Donna McAleer, the Pinebrook Democrat whose lopsided loss in the 1st Congressional District campaign in 2012 epitomized a difficult Election Day for the state party, on Friday began a second bid for the seat.
McAleer is the second Democrat in the 1st Congressional District contest, joining North Ogden physician Peter Clemens. The Democrats will decide the candidate through either convention balloting or a primary election. The Democrat will face Congressman Rob Bishop, the Republican incumbent, in November 2014.
"It's an embarrassment of riches," Jim Dabakis, the chairman of the Utah Democratic Party, said about the two candidates, noting McAleer's military background and Clemens' medical career.
Dabakis does not anticipate another Democrat entering the campaign in the 1st Congressional District. He said either of the Democrats could beat Bishop, linking the incumbent to the shutdown of the federal government and saying the Republican Party has "no idea how big a hornet's nest they've stepped in" with the shutdown.
McAleer will again be of special interest to Park City and surrounding Summit County. It is rare for a congressional candidate to hail from Park City. She proved popular in Summit County during the 2012 campaign, but she was overwhelmed in more populous areas of the 1st District.
Bishop routed McAleer in the district-wide tally, winning a little more than 71 percent of the vote to McAleer's nearly 24.7 percent. McAleer, though, took Summit County on Election Day.
The presence of Mitt Romney at the top of the GOP ticket in 2012 made Election Day especially difficult for Utah Democrats. Romney remains popular in Utah from his days leading the 2002 Winter Olympics.
In a prepared statement announcing her campaign, McAleer sharply criticized the government shutdown, calling the closure "an embarrassment to the entire nation."
"This is the second time in less than eight months that Bishop's votes have caused pain and suffering furloughing civilian workers at Hill AFB," she said, adding that the shutdown has impacted families, people enrolled in the Women, Infants and Children assistance program and the state economy. "Those elected by the people to represent us have failed on their most basic duty -- to ensure the nation continues to function."

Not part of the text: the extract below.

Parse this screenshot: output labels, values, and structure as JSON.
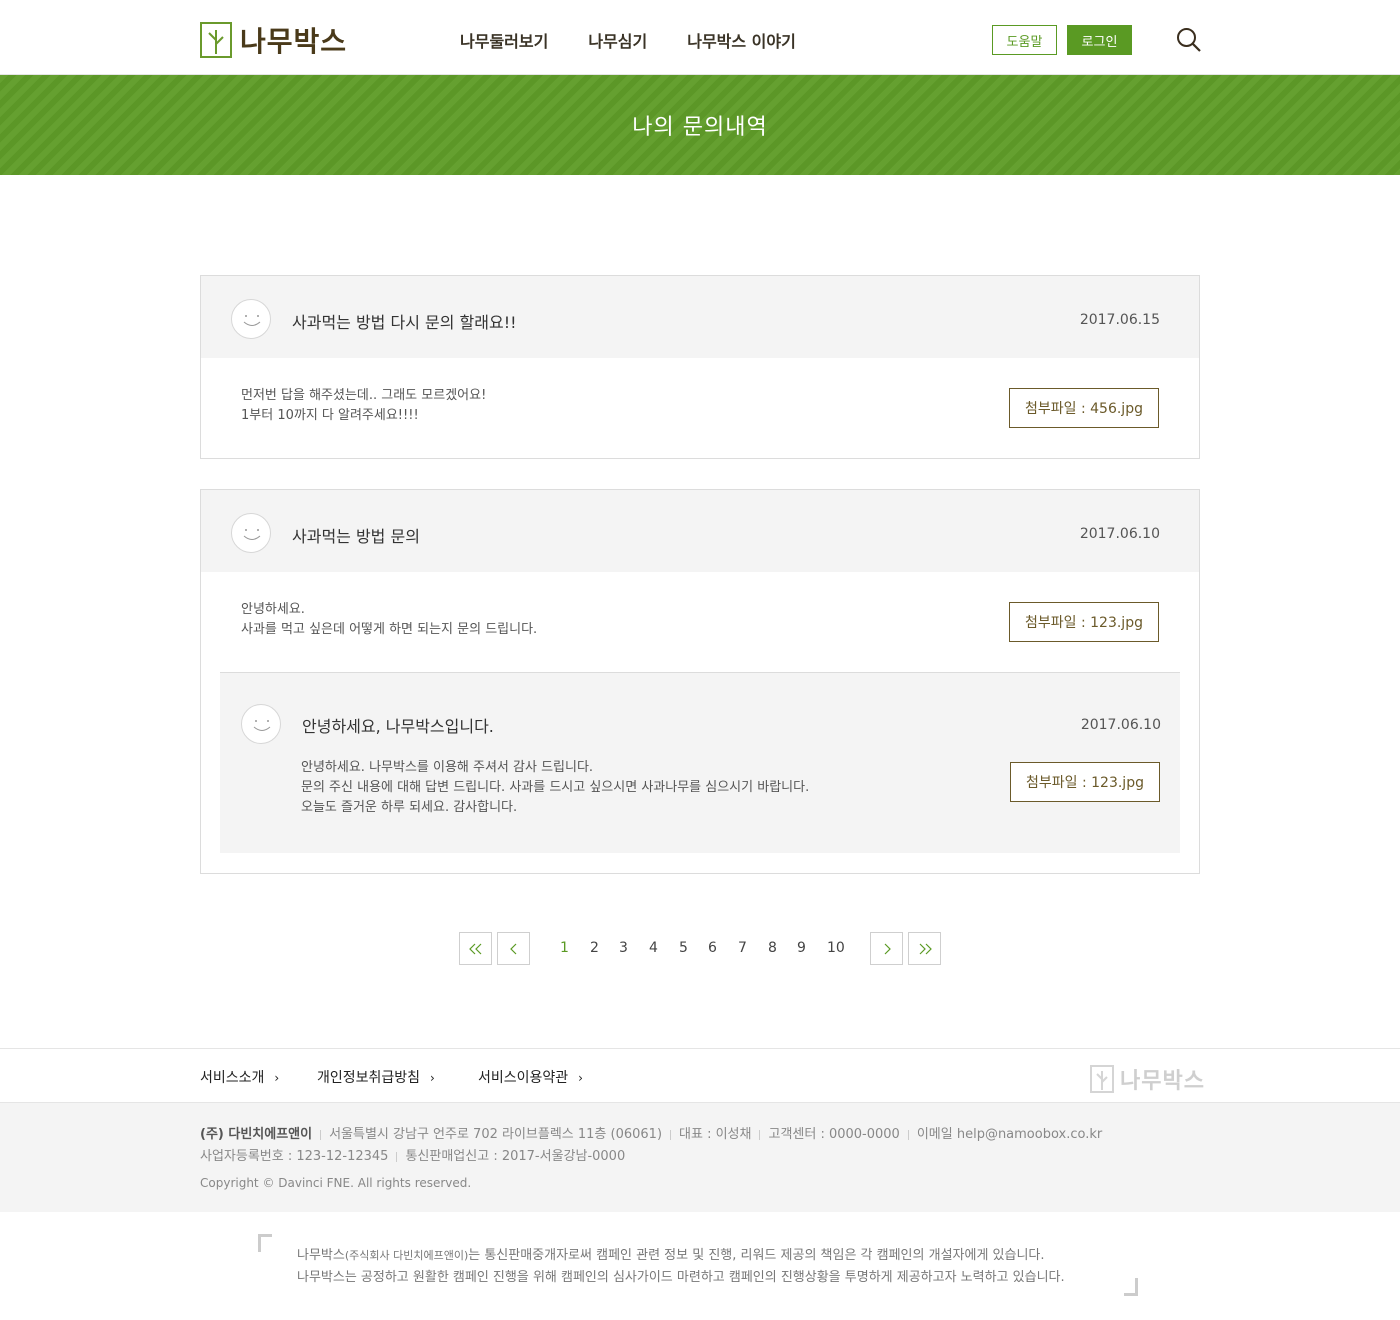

McAleer is an Army veteran who served at the end of the Cold War and is a graduate of West Point. Her professional background is in business and not-for-profit management. She campaigned in 2012 on a broad platform that encompassed the economy and the fiscal situation in Washington, D.C. Her opposition to SkiLink, an idea to connect Canyons Resort and Solitude with a gondola, was notable to voters in Summit County and Salt Lake County.
Clemens is 58 years old and said in an interview "dysfunctionality" in Congress is at its highest level. He said he would work with business leaders to create jobs in the 1st Congressional District while not harming the quality of life. He said job creation in the high tech and renewable energy sectors is of interest to him. Clemens said he would be "heavily invested" in passing clean air legislation.
"I'd certainly be reaching across the aisle to Republican colleagues," Clemens said.
Clemens in 2012 was defeated in District 19 of the Utah Senate, a district that includes part of Summit County. The Republican incumbent, Sen. Allen Christensen, won with 61 percent of the vote throughout the district. Clemens' results in Summit County were his best, losing the county by 57 votes.